5. Virginia Commonwealth University, Richmond
The School of Nursing at Virginia Commonwealth University is one of the best nursing schools in the country. It has shaped the careers of its students through its great education, research, and collaboration.
Its faculty is made up of professionals, and their desire to excel in new research has resulted in the school continuously ranking among the top NIH-funded nursing schools. VCU provides a world-class environment of 61,5000 square feet that is fully equipped with technology and modern amenities to support this excellent academic outcome.
Students interested in obtaining a second degree in nursing and realizing their dream of becoming a registered nurse has two options at VCU.
Option 1: The Accelerated B.S. is a 19-month intense program in which you must attend classes throughout the year, including the summer semester.
Option 2: Those seeking a second degree in nursing might pursue the regular 2.5-year BSN program. There are no classes during the summer semester as both of these programs combine classroom learning with clinical learning experiences at VCU Medical Center and other Richmond-area healthcare facilities.
Applicants must meet the following requirements in order to be considered for admission to the School of Nursing;
- To be eligible for readmission, you must be in good standing at your previous institution or university.
- Send a completed application to the School of Nursing, together with any needed materials.
- Have a bachelor’s degree from a regionally accredited institution or university in an area other than nursing. (This can be incomplete at the time of application, but it must be completed before the program begins.)
- On all collegiate coursework, have a minimum cumulative GPA of 2.5 on a 4.0 scale.
- No lower-than-B grades in anatomy, physiology, or microbiology (lower grades are not accepted for these courses). Anatomy, physiology, and microbiology must all be completed within 10 years after beginning the nursing program.
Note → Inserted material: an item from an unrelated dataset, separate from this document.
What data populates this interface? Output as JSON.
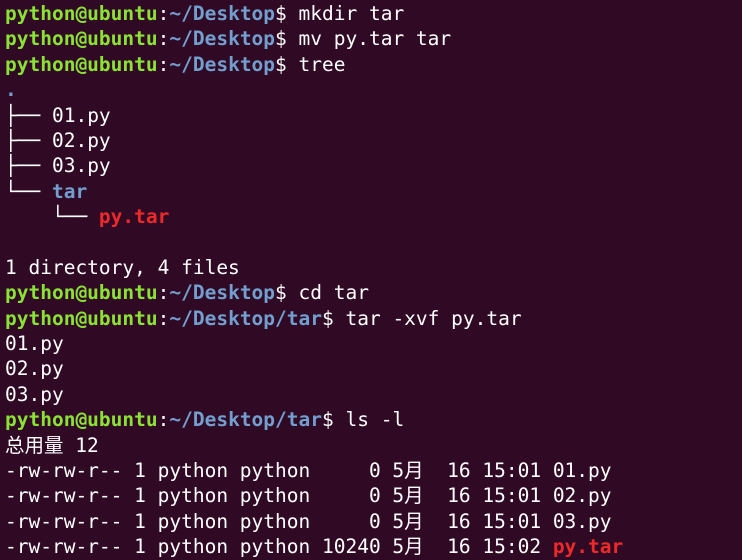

Any additional needed courses with grades below a C will not be approved.)
- For applicants who are international or non-native English speakers without a degree from a U.S. high school, college, or university, provide additional information with the application in accordance with the English language competence criteria.
The cost of the program is not explicitly given on the website but it is a tuition and fees calculator where you can get a forehand knowledge of all the expenses required for admission and for the rest of the program.
For more information on this and any other program run by the VCU, click HERE.